*Records from a collection:*
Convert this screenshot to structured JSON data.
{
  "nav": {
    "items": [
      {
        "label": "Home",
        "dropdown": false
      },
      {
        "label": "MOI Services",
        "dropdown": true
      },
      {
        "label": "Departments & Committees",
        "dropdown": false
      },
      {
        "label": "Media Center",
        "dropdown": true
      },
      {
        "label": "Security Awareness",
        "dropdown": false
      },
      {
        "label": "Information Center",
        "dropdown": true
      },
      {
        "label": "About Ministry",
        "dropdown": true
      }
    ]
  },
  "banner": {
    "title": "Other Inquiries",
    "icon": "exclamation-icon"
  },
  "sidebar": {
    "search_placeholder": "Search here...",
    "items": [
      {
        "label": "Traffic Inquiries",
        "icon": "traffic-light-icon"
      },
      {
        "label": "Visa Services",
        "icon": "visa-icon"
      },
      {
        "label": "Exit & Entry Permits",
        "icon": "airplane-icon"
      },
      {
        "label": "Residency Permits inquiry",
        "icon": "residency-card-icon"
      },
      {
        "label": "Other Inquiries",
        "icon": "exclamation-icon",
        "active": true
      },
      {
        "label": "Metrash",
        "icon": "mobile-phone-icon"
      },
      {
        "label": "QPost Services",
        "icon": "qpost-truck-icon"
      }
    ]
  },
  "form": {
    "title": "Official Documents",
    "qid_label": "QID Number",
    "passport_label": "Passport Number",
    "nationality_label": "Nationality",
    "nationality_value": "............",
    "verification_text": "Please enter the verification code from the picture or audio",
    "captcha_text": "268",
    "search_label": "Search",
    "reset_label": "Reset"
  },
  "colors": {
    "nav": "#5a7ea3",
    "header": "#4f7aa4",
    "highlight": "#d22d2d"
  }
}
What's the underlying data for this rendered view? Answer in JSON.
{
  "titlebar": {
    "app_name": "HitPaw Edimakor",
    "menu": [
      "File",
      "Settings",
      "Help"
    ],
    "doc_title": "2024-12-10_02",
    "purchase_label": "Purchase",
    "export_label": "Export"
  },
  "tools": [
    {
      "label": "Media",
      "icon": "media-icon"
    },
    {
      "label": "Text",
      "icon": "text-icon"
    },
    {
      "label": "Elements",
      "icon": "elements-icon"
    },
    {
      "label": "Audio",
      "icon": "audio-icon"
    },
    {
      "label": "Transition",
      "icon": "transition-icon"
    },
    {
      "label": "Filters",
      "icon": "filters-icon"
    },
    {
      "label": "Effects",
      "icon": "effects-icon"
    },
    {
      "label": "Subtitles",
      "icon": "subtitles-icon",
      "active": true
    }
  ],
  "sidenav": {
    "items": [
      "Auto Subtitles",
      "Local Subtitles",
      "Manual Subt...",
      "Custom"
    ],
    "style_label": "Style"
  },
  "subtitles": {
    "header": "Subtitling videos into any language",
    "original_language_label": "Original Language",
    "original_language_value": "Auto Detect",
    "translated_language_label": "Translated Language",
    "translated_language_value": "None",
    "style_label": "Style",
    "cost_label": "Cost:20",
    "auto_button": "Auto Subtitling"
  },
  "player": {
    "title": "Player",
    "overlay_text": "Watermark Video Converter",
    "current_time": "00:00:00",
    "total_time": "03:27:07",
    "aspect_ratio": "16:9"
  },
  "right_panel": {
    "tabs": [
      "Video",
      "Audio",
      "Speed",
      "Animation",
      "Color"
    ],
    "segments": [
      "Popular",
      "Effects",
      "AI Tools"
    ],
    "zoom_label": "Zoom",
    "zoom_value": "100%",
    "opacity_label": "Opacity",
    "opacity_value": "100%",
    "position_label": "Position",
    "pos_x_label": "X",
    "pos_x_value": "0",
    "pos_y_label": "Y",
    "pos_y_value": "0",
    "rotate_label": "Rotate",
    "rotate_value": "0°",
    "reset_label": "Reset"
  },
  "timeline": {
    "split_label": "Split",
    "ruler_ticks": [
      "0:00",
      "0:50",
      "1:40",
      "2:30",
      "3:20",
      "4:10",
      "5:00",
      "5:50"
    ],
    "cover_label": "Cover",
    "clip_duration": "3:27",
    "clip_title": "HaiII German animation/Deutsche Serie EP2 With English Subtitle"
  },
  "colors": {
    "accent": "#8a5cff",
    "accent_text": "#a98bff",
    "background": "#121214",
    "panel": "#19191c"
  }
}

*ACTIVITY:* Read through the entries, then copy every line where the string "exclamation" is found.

*TASK RESPONSE:*
    "icon": "exclamation-icon"
        "icon": "exclamation-icon",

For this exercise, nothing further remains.